- PROBLEM TO WORK ON: Scan the records for the word "Team". Return each line where it is found.

(Interface dataset entries)
+ + + +

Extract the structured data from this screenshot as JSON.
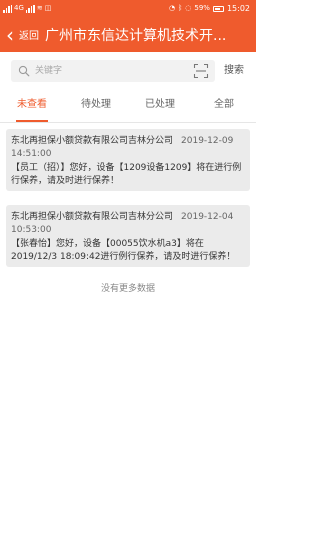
{
  "status_bar": {
    "time": "15:02",
    "battery": "59%",
    "network": "4G"
  },
  "nav": {
    "back_label": "返回",
    "title": "广州市东信达计算机技术开..."
  },
  "search": {
    "placeholder": "关键字",
    "button_label": "搜索"
  },
  "tabs": [
    {
      "label": "未查看",
      "active": true
    },
    {
      "label": "待处理",
      "active": false
    },
    {
      "label": "已处理",
      "active": false
    },
    {
      "label": "全部",
      "active": false
    }
  ],
  "messages": [
    {
      "company": "东北再担保小额贷款有限公司吉林分公司",
      "time": "2019-12-09 14:51:00",
      "body": "【员工（招）】您好，设备【1209设备1209】将在进行例行保养，请及时进行保养！"
    },
    {
      "company": "东北再担保小额贷款有限公司吉林分公司",
      "time": "2019-12-04 10:53:00",
      "body": "【张春怡】您好，设备【00055饮水机a3】将在2019/12/3 18:09:42进行例行保养，请及时进行保养！"
    }
  ],
  "footer": {
    "no_more": "没有更多数据"
  },
  "colors": {
    "accent": "#ef5b2d",
    "card_bg": "#ebebeb"
  }
}
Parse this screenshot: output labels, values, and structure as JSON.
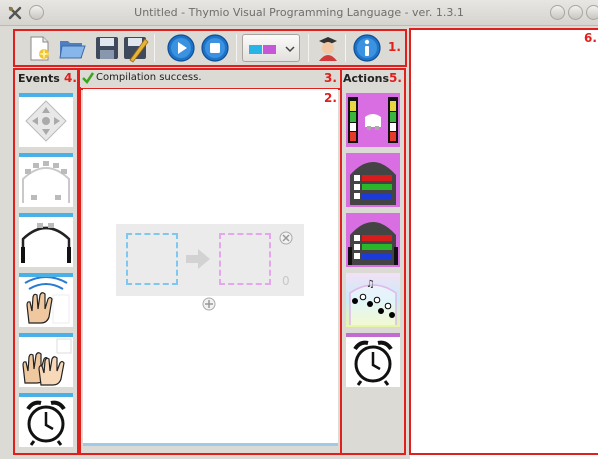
{
  "window": {
    "title": "Untitled - Thymio Visual Programming Language - ver. 1.3.1"
  },
  "toolbar": {
    "new_icon": "new-document-icon",
    "open_icon": "open-folder-icon",
    "save_icon": "save-icon",
    "save_as_icon": "save-as-icon",
    "run_icon": "run-icon",
    "stop_icon": "stop-icon",
    "color_scheme_icon": "color-scheme-icon",
    "advanced_mode_icon": "advanced-mode-icon",
    "help_icon": "help-icon"
  },
  "labels": {
    "toolbar": "1.",
    "scene": "2.",
    "status": "3.",
    "events": "4.",
    "actions": "5.",
    "code": "6."
  },
  "events": {
    "title": "Events",
    "items": [
      "buttons-event",
      "prox-event",
      "prox-ground-event",
      "tap-event",
      "clap-event",
      "timer-event"
    ]
  },
  "actions": {
    "title": "Actions",
    "items": [
      "move-action",
      "top-color-action",
      "bottom-color-action",
      "sound-action",
      "timer-action"
    ]
  },
  "status": {
    "message": "Compilation success.",
    "state": "ok"
  },
  "event_action_pair": {
    "counter": "0"
  },
  "colors": {
    "highlight": "#e0201c",
    "event_blue": "#4ab0e8",
    "action_purple": "#c26bd0"
  }
}
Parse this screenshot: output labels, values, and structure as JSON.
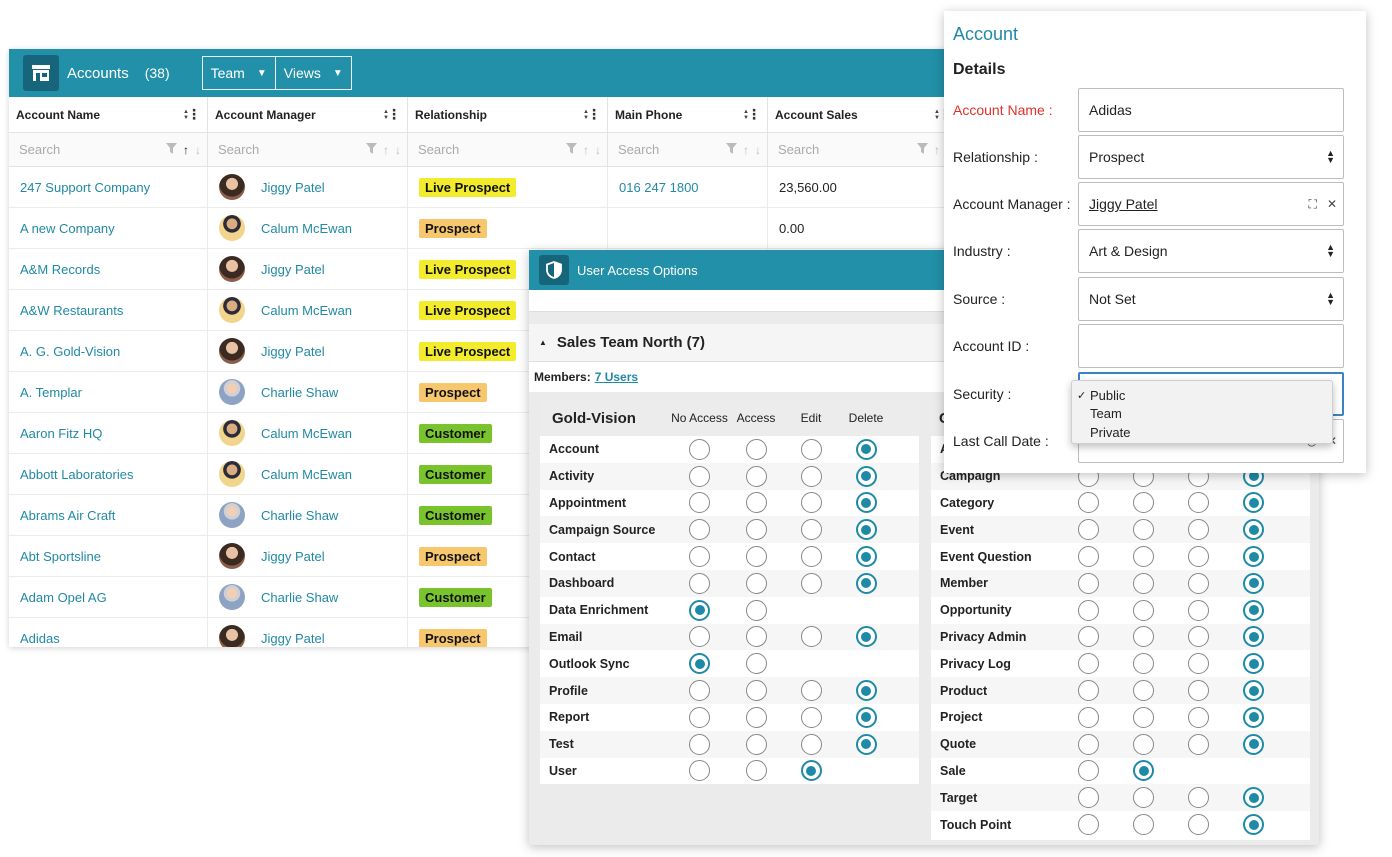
{
  "accounts": {
    "title": "Accounts",
    "count": "(38)",
    "buttons": [
      {
        "label": "Team",
        "caret": "▼"
      },
      {
        "label": "Views",
        "caret": "▼"
      }
    ],
    "columns": [
      "Account Name",
      "Account Manager",
      "Relationship",
      "Main Phone",
      "Account Sales"
    ],
    "search_placeholder": "Search",
    "rows": [
      {
        "name": "247 Support Company",
        "manager": "Jiggy Patel",
        "avatar": "f",
        "relationship": "Live Prospect",
        "phone": "016 247 1800",
        "sales": "23,560.00"
      },
      {
        "name": "A new Company",
        "manager": "Calum McEwan",
        "avatar": "m1",
        "relationship": "Prospect",
        "phone": "",
        "sales": "0.00"
      },
      {
        "name": "A&M Records",
        "manager": "Jiggy Patel",
        "avatar": "f",
        "relationship": "Live Prospect",
        "phone": "",
        "sales": ""
      },
      {
        "name": "A&W Restaurants",
        "manager": "Calum McEwan",
        "avatar": "m1",
        "relationship": "Live Prospect",
        "phone": "",
        "sales": ""
      },
      {
        "name": "A. G. Gold-Vision",
        "manager": "Jiggy Patel",
        "avatar": "f",
        "relationship": "Live Prospect",
        "phone": "",
        "sales": ""
      },
      {
        "name": "A. Templar",
        "manager": "Charlie Shaw",
        "avatar": "m2",
        "relationship": "Prospect",
        "phone": "",
        "sales": ""
      },
      {
        "name": "Aaron Fitz HQ",
        "manager": "Calum McEwan",
        "avatar": "m1",
        "relationship": "Customer",
        "phone": "",
        "sales": ""
      },
      {
        "name": "Abbott Laboratories",
        "manager": "Calum McEwan",
        "avatar": "m1",
        "relationship": "Customer",
        "phone": "",
        "sales": ""
      },
      {
        "name": "Abrams Air Craft",
        "manager": "Charlie Shaw",
        "avatar": "m2",
        "relationship": "Customer",
        "phone": "",
        "sales": ""
      },
      {
        "name": "Abt Sportsline",
        "manager": "Jiggy Patel",
        "avatar": "f",
        "relationship": "Prospect",
        "phone": "",
        "sales": ""
      },
      {
        "name": "Adam Opel AG",
        "manager": "Charlie Shaw",
        "avatar": "m2",
        "relationship": "Customer",
        "phone": "",
        "sales": ""
      },
      {
        "name": "Adidas",
        "manager": "Jiggy Patel",
        "avatar": "f",
        "relationship": "Prospect",
        "phone": "",
        "sales": ""
      }
    ]
  },
  "access": {
    "title": "User Access Options",
    "team": "Sales Team North (7)",
    "members_label": "Members:",
    "members_link": "7 Users",
    "left": {
      "title": "Gold-Vision",
      "headers": [
        "No Access",
        "Access",
        "Edit",
        "Delete"
      ],
      "rows": [
        {
          "name": "Account",
          "opts": [
            0,
            0,
            0,
            1
          ]
        },
        {
          "name": "Activity",
          "opts": [
            0,
            0,
            0,
            1
          ]
        },
        {
          "name": "Appointment",
          "opts": [
            0,
            0,
            0,
            1
          ]
        },
        {
          "name": "Campaign Source",
          "opts": [
            0,
            0,
            0,
            1
          ]
        },
        {
          "name": "Contact",
          "opts": [
            0,
            0,
            0,
            1
          ]
        },
        {
          "name": "Dashboard",
          "opts": [
            0,
            0,
            0,
            1
          ]
        },
        {
          "name": "Data Enrichment",
          "opts": [
            1,
            0
          ]
        },
        {
          "name": "Email",
          "opts": [
            0,
            0,
            0,
            1
          ]
        },
        {
          "name": "Outlook Sync",
          "opts": [
            1,
            0
          ]
        },
        {
          "name": "Profile",
          "opts": [
            0,
            0,
            0,
            1
          ]
        },
        {
          "name": "Report",
          "opts": [
            0,
            0,
            0,
            1
          ]
        },
        {
          "name": "Test",
          "opts": [
            0,
            0,
            0,
            1
          ]
        },
        {
          "name": "User",
          "opts": [
            0,
            0,
            1
          ]
        }
      ]
    },
    "right": {
      "title": "C",
      "rows": [
        {
          "name": "A",
          "opts": []
        },
        {
          "name": "Campaign",
          "opts": [
            0,
            0,
            0,
            1
          ]
        },
        {
          "name": "Category",
          "opts": [
            0,
            0,
            0,
            1
          ]
        },
        {
          "name": "Event",
          "opts": [
            0,
            0,
            0,
            1
          ]
        },
        {
          "name": "Event Question",
          "opts": [
            0,
            0,
            0,
            1
          ]
        },
        {
          "name": "Member",
          "opts": [
            0,
            0,
            0,
            1
          ]
        },
        {
          "name": "Opportunity",
          "opts": [
            0,
            0,
            0,
            1
          ]
        },
        {
          "name": "Privacy Admin",
          "opts": [
            0,
            0,
            0,
            1
          ]
        },
        {
          "name": "Privacy Log",
          "opts": [
            0,
            0,
            0,
            1
          ]
        },
        {
          "name": "Product",
          "opts": [
            0,
            0,
            0,
            1
          ]
        },
        {
          "name": "Project",
          "opts": [
            0,
            0,
            0,
            1
          ]
        },
        {
          "name": "Quote",
          "opts": [
            0,
            0,
            0,
            1
          ]
        },
        {
          "name": "Sale",
          "opts": [
            0,
            1
          ]
        },
        {
          "name": "Target",
          "opts": [
            0,
            0,
            0,
            1
          ]
        },
        {
          "name": "Touch Point",
          "opts": [
            0,
            0,
            0,
            1
          ]
        }
      ]
    }
  },
  "form": {
    "title": "Account",
    "section": "Details",
    "fields": [
      {
        "label": "Account Name :",
        "value": "Adidas",
        "type": "text",
        "required": true
      },
      {
        "label": "Relationship :",
        "value": "Prospect",
        "type": "select"
      },
      {
        "label": "Account Manager :",
        "value": "Jiggy Patel",
        "type": "lookup"
      },
      {
        "label": "Industry :",
        "value": "Art & Design",
        "type": "select"
      },
      {
        "label": "Source :",
        "value": "Not Set",
        "type": "select"
      },
      {
        "label": "Account ID :",
        "value": "",
        "type": "text"
      },
      {
        "label": "Security :",
        "value": "",
        "type": "select-open"
      },
      {
        "label": "Last Call Date :",
        "value": "",
        "type": "date"
      }
    ],
    "security_options": [
      "Public",
      "Team",
      "Private"
    ],
    "security_selected": "Public"
  },
  "colors": {
    "accent": "#2190a8",
    "live_prospect": "#f3ec2c",
    "prospect": "#f7c76d",
    "customer": "#79c42c",
    "required": "#e0312a"
  }
}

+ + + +

- EXERCISE RESULT:
        "label": "Team",
    "team": "Sales Team North (7)",
      "Team",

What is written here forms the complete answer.